(Website and app data records)
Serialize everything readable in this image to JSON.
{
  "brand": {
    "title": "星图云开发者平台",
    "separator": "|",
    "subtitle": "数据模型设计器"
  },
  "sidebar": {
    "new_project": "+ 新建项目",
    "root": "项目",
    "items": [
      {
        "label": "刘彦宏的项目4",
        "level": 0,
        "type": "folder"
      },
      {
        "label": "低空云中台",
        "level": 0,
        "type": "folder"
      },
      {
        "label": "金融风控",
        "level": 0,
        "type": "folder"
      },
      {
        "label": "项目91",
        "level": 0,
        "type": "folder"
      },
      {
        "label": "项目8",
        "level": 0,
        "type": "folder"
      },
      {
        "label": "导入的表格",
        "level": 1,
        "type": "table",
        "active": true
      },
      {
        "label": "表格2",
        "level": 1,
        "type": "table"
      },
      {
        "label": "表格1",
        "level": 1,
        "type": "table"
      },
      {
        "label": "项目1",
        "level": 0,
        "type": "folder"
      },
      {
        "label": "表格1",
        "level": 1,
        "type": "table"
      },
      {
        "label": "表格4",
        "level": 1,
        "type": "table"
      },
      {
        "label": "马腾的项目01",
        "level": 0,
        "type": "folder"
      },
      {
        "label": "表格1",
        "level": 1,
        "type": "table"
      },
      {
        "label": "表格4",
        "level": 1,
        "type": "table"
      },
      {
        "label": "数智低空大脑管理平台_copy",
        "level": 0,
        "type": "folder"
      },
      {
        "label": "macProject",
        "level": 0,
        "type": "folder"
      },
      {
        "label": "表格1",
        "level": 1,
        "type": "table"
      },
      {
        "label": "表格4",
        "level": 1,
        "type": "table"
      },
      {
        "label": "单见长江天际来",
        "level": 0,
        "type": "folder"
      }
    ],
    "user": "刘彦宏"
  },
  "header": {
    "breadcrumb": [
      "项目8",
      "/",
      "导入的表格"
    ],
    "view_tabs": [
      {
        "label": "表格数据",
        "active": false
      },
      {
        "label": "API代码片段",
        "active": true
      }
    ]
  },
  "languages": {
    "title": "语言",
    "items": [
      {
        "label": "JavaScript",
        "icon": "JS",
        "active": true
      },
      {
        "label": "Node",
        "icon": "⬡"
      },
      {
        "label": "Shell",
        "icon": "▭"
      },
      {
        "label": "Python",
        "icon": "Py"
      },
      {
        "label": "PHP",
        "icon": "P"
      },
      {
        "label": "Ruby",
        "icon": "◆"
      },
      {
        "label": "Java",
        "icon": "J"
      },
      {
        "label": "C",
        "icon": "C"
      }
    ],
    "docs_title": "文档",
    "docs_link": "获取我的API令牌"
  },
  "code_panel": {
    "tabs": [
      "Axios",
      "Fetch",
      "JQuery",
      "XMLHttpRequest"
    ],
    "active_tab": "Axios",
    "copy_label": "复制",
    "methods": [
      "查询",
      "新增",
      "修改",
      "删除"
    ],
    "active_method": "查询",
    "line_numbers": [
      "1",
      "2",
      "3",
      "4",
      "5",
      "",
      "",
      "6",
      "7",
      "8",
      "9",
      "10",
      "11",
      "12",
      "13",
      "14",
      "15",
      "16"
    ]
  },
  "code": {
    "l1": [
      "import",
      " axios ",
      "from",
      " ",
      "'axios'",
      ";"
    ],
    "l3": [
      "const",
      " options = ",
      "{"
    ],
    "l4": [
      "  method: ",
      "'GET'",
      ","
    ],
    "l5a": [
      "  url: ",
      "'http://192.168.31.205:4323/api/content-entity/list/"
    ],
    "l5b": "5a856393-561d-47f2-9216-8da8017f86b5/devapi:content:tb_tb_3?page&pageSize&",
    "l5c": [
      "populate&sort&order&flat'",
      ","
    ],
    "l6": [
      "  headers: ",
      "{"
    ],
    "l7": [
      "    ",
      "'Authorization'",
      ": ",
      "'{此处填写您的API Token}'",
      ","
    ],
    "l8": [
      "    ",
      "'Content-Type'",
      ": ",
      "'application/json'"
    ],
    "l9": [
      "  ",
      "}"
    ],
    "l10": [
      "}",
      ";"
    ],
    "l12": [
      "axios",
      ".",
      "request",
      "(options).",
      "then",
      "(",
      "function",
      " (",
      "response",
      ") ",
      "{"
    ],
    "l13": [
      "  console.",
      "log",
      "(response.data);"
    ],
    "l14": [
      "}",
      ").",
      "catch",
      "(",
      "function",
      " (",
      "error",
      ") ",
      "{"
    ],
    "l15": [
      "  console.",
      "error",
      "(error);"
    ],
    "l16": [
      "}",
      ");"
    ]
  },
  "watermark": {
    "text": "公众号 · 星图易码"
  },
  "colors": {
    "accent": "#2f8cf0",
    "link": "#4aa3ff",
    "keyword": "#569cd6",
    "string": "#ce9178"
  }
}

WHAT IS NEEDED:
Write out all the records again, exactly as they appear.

ANSWER BOX:
Serialize everything readable in this image to JSON.
{
  "brand": {
    "title": "星图云开发者平台",
    "separator": "|",
    "subtitle": "数据模型设计器"
  },
  "sidebar": {
    "new_project": "+ 新建项目",
    "root": "项目",
    "items": [
      {
        "label": "刘彦宏的项目4",
        "level": 0,
        "type": "folder"
      },
      {
        "label": "低空云中台",
        "level": 0,
        "type": "folder"
      },
      {
        "label": "金融风控",
        "level": 0,
        "type": "folder"
      },
      {
        "label": "项目91",
        "level": 0,
        "type": "folder"
      },
      {
        "label": "项目8",
        "level": 0,
        "type": "folder"
      },
      {
        "label": "导入的表格",
        "level": 1,
        "type": "table",
        "active": true
      },
      {
        "label": "表格2",
        "level": 1,
        "type": "table"
      },
      {
        "label": "表格1",
        "level": 1,
        "type": "table"
      },
      {
        "label": "项目1",
        "level": 0,
        "type": "folder"
      },
      {
        "label": "表格1",
        "level": 1,
        "type": "table"
      },
      {
        "label": "表格4",
        "level": 1,
        "type": "table"
      },
      {
        "label": "马腾的项目01",
        "level": 0,
        "type": "folder"
      },
      {
        "label": "表格1",
        "level": 1,
        "type": "table"
      },
      {
        "label": "表格4",
        "level": 1,
        "type": "table"
      },
      {
        "label": "数智低空大脑管理平台_copy",
        "level": 0,
        "type": "folder"
      },
      {
        "label": "macProject",
        "level": 0,
        "type": "folder"
      },
      {
        "label": "表格1",
        "level": 1,
        "type": "table"
      },
      {
        "label": "表格4",
        "level": 1,
        "type": "table"
      },
      {
        "label": "单见长江天际来",
        "level": 0,
        "type": "folder"
      }
    ],
    "user": "刘彦宏"
  },
  "header": {
    "breadcrumb": [
      "项目8",
      "/",
      "导入的表格"
    ],
    "view_tabs": [
      {
        "label": "表格数据",
        "active": false
      },
      {
        "label": "API代码片段",
        "active": true
      }
    ]
  },
  "languages": {
    "title": "语言",
    "items": [
      {
        "label": "JavaScript",
        "icon": "JS",
        "active": true
      },
      {
        "label": "Node",
        "icon": "⬡"
      },
      {
        "label": "Shell",
        "icon": "▭"
      },
      {
        "label": "Python",
        "icon": "Py"
      },
      {
        "label": "PHP",
        "icon": "P"
      },
      {
        "label": "Ruby",
        "icon": "◆"
      },
      {
        "label": "Java",
        "icon": "J"
      },
      {
        "label": "C",
        "icon": "C"
      }
    ],
    "docs_title": "文档",
    "docs_link": "获取我的API令牌"
  },
  "code_panel": {
    "tabs": [
      "Axios",
      "Fetch",
      "JQuery",
      "XMLHttpRequest"
    ],
    "active_tab": "Axios",
    "copy_label": "复制",
    "methods": [
      "查询",
      "新增",
      "修改",
      "删除"
    ],
    "active_method": "查询",
    "line_numbers": [
      "1",
      "2",
      "3",
      "4",
      "5",
      "",
      "",
      "6",
      "7",
      "8",
      "9",
      "10",
      "11",
      "12",
      "13",
      "14",
      "15",
      "16"
    ]
  },
  "code": {
    "l1": [
      "import",
      " axios ",
      "from",
      " ",
      "'axios'",
      ";"
    ],
    "l3": [
      "const",
      " options = ",
      "{"
    ],
    "l4": [
      "  method: ",
      "'GET'",
      ","
    ],
    "l5a": [
      "  url: ",
      "'http://192.168.31.205:4323/api/content-entity/list/"
    ],
    "l5b": "5a856393-561d-47f2-9216-8da8017f86b5/devapi:content:tb_tb_3?page&pageSize&",
    "l5c": [
      "populate&sort&order&flat'",
      ","
    ],
    "l6": [
      "  headers: ",
      "{"
    ],
    "l7": [
      "    ",
      "'Authorization'",
      ": ",
      "'{此处填写您的API Token}'",
      ","
    ],
    "l8": [
      "    ",
      "'Content-Type'",
      ": ",
      "'application/json'"
    ],
    "l9": [
      "  ",
      "}"
    ],
    "l10": [
      "}",
      ";"
    ],
    "l12": [
      "axios",
      ".",
      "request",
      "(options).",
      "then",
      "(",
      "function",
      " (",
      "response",
      ") ",
      "{"
    ],
    "l13": [
      "  console.",
      "log",
      "(response.data);"
    ],
    "l14": [
      "}",
      ").",
      "catch",
      "(",
      "function",
      " (",
      "error",
      ") ",
      "{"
    ],
    "l15": [
      "  console.",
      "error",
      "(error);"
    ],
    "l16": [
      "}",
      ");"
    ]
  },
  "watermark": {
    "text": "公众号 · 星图易码"
  },
  "colors": {
    "accent": "#2f8cf0",
    "link": "#4aa3ff",
    "keyword": "#569cd6",
    "string": "#ce9178"
  }
}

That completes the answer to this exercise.